CHARITY 1: A trip to South America. Wonders and Worries, a charity that serves children ages 2 to 18 with a significant caregiver battling a serious illness, has changed up its annual benefit called Que Maravilla. The last time I attended, the theme was Western, to go with the exotic game ranch that hosted it. It’s still a casual affair, though its new home is the supremely flexible Brazos Hall. The 2014 theme was South America. Six of the 20 drummers from the Brazilian-style act Maracatu Austin got everyone moving in rhythm. Later in the evening, I understand that caterers served dishes from eight South American countries. (Neat to have a benefit during the hot season at which guests feel comfortable showing up in shorts.)

FOOD: Just a taste of Texas. The Austin Food and Wine Festival’s colony in Republic Square Park nicely complements the tented daytime affair at Butler Park. Although the lines grew long to sample delicacies from some Austin institutions, I concentrated on the out-of-towners. I was rewarded with intoxicating fried lamb from Houston’s Pass and Provisions as well as a frisky Dungeness crab dish from San Antonio’s Jason Dady. Also enjoyed talks with the likes of Elisbeth Challener from Zach and husband Brett Bachman, who take full advantage of their urban lifestyle through events like Taste of Texas. (Should do a story someday about the evolution of downtown living in Austin. Another one about the proliferating special-event venues like Brazos Hall.)

CHARITY 2: The gifts of silver and song. The second night of Mack, Jack & McConaughey matched the excitement of the first. First, a full house gathered downstairs with top-ticket buyers, while the mezzanine and balcony filled with concert-goers. Early order of business: Live auction of fancifully decorated longhorn statues. One covered with shiny fragments to echo the NCAA football championship trophy went for $250,000. By my count, the two live auctions earned something like $1.2 million. That doesn’t count ticket or package sales and silent auction. What followed was for music-lovers only: Jack Ingram and guests such as Lyle Lovett and Buddy Miller adding the art of performance to the craft of songs they wrote. (I like Jack Ingram. A lot. Classy guy.)

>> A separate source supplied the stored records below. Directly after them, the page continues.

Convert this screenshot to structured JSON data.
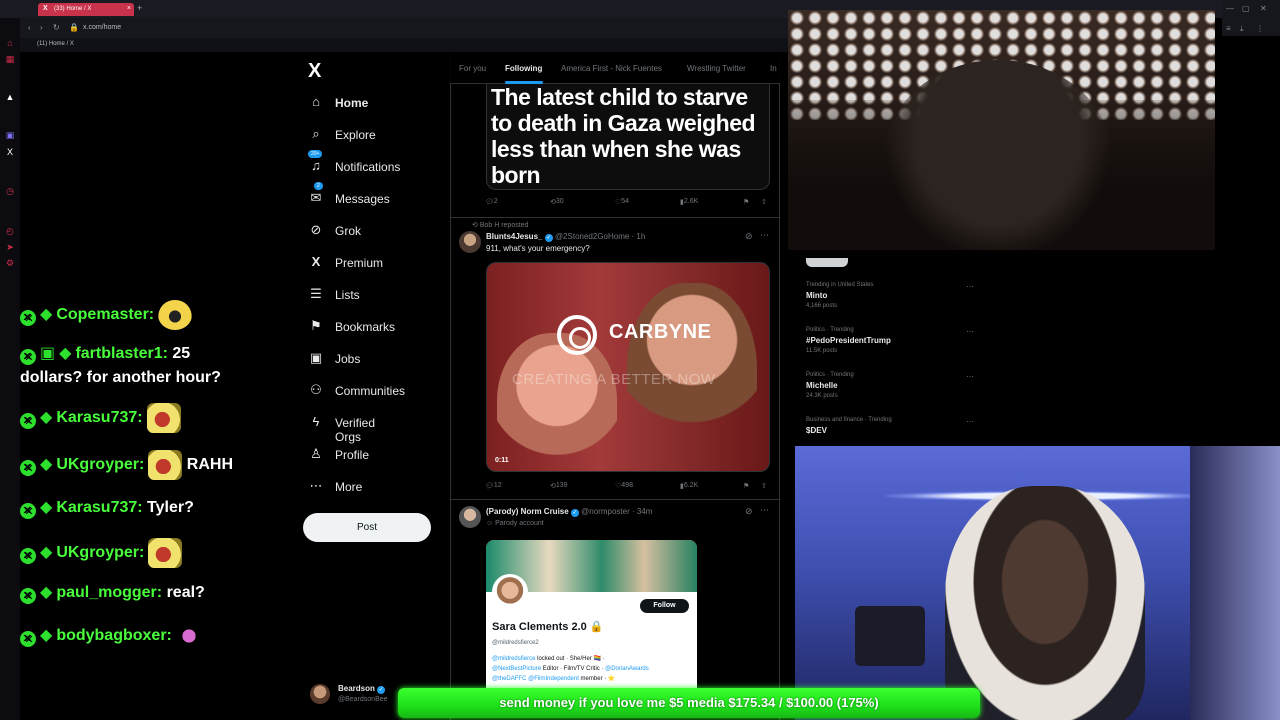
{
  "browser": {
    "tab_title": "(33) Home / X",
    "new_tab": "+",
    "url": "x.com/home",
    "bookmark": "(11) Home / X",
    "tab_close": "×"
  },
  "chat": {
    "messages": [
      {
        "user": "Copemaster:",
        "text": ""
      },
      {
        "user": "fartblaster1:",
        "text": "25"
      },
      {
        "user": "",
        "text": "dollars? for another hour?"
      },
      {
        "user": "Karasu737:",
        "text": ""
      },
      {
        "user": "UKgroyper:",
        "text": "RAHH"
      },
      {
        "user": "Karasu737:",
        "text": "Tyler?"
      },
      {
        "user": "UKgroyper:",
        "text": ""
      },
      {
        "user": "paul_mogger:",
        "text": "real?"
      },
      {
        "user": "bodybagboxer:",
        "text": ""
      }
    ]
  },
  "x_nav": {
    "logo": "X",
    "items": [
      {
        "label": "Home",
        "icon": "home-icon",
        "glyph": "⌂"
      },
      {
        "label": "Explore",
        "icon": "search-icon",
        "glyph": "⌕"
      },
      {
        "label": "Notifications",
        "icon": "bell-icon",
        "glyph": "🔔",
        "badge": "20+"
      },
      {
        "label": "Messages",
        "icon": "mail-icon",
        "glyph": "✉",
        "badge": "2"
      },
      {
        "label": "Grok",
        "icon": "grok-icon",
        "glyph": "⊘"
      },
      {
        "label": "Premium",
        "icon": "x-icon",
        "glyph": "X"
      },
      {
        "label": "Lists",
        "icon": "list-icon",
        "glyph": "☰"
      },
      {
        "label": "Bookmarks",
        "icon": "bookmark-icon",
        "glyph": "⚑"
      },
      {
        "label": "Jobs",
        "icon": "briefcase-icon",
        "glyph": "▣"
      },
      {
        "label": "Communities",
        "icon": "people-icon",
        "glyph": "⚇"
      },
      {
        "label": "Verified Orgs",
        "icon": "lightning-icon",
        "glyph": "ϟ"
      },
      {
        "label": "Profile",
        "icon": "person-icon",
        "glyph": "♙"
      },
      {
        "label": "More",
        "icon": "more-icon",
        "glyph": "⋯"
      }
    ],
    "post_label": "Post",
    "account": {
      "name": "Beardson",
      "handle": "@BeardsonBee"
    }
  },
  "feed": {
    "tabs": [
      "For you",
      "Following",
      "America First - Nick Fuentes",
      "Wrestling Twitter",
      "In"
    ],
    "tweet1": {
      "image_text": "The latest child to starve to death in Gaza weighed less than when she was born",
      "stats": {
        "replies": "2",
        "reposts": "30",
        "likes": "54",
        "views": "2.6K"
      }
    },
    "tweet2": {
      "repost_by": "Bob H reposted",
      "name": "Blunts4Jesus_",
      "handle": "@2Stoned2GoHome · 1h",
      "body": "911, what's your emergency?",
      "video": {
        "brand": "CARBYNE",
        "tagline": "CREATING A BETTER NOW",
        "duration": "0:11"
      },
      "stats": {
        "replies": "12",
        "reposts": "139",
        "likes": "498",
        "views": "6.2K"
      }
    },
    "tweet3": {
      "name": "(Parody) Norm Cruise",
      "handle": "@normposter · 34m",
      "label": "Parody account",
      "card": {
        "name": "Sara Clements 2.0 🔒",
        "handle": "@mildredsfierce2",
        "follow": "Follow",
        "bio_1": "@mildredsfierce",
        "bio_2": " locked out · She/Her 🏳️‍🌈 ·",
        "bio_3": "@NextBestPicture",
        "bio_4": " Editor · Film/TV Critic · ",
        "bio_5": "@DorianAwards",
        "bio_6": "@theDAFFC @FilmIndependent",
        "bio_7": " member · ⭐"
      }
    }
  },
  "trending": [
    {
      "category": "Trending in United States",
      "title": "Minto",
      "count": "4,166 posts"
    },
    {
      "category": "Politics · Trending",
      "title": "#PedoPresidentTrump",
      "count": "11.5K posts"
    },
    {
      "category": "Politics · Trending",
      "title": "Michelle",
      "count": "24.3K posts"
    },
    {
      "category": "Business and finance · Trending",
      "title": "$DEV",
      "count": ""
    }
  ],
  "donation": {
    "text": "send money if you love me $5 media $175.34 / $100.00 (175%)"
  },
  "colors": {
    "accent": "#1d9bf0",
    "chat_user": "#49ff3b",
    "donation": "#1ee01a",
    "opera_red": "#d02c4a"
  }
}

MUSIC: Kevin Carroll is the Pied Piper of ukulele players. From my story in the Statesman: “Longtime roots rock guitarist Kevin Carroll suffered horrible shoulder injuries while playing basketball in his youth. Deep into his musical career, his shoulder continued to dislocate onstage. In 2011, he consulted a physical therapist, who, out of the blue, offered treatment in trade for teaching his daughter the ukulele. “Ihad never played one,” Carroll, 49, says. “Never even picked up one.”His shoulder strapped into a sling after surgery, he decided to buy one of the Hawaiian instruments, invented in the 1870s by Portuguese luthiers who had immigrated, along with farmworkers, to the islands. “Like so many people, I thought they sounded terrible,” he says. “But I had never heard actual music played on one. That makes me a great advocate for the instrument now. I know what it’s like to think: ‘Really? You’re going to play music on that thing?’” These days, Carroll is something of a ukulele Pied Piper, teaching classes, recording CDs, spreading the good word and leading an “ukestra,” made up mostly of students.” http://shar.es/TSDCJ(What a treat to report!)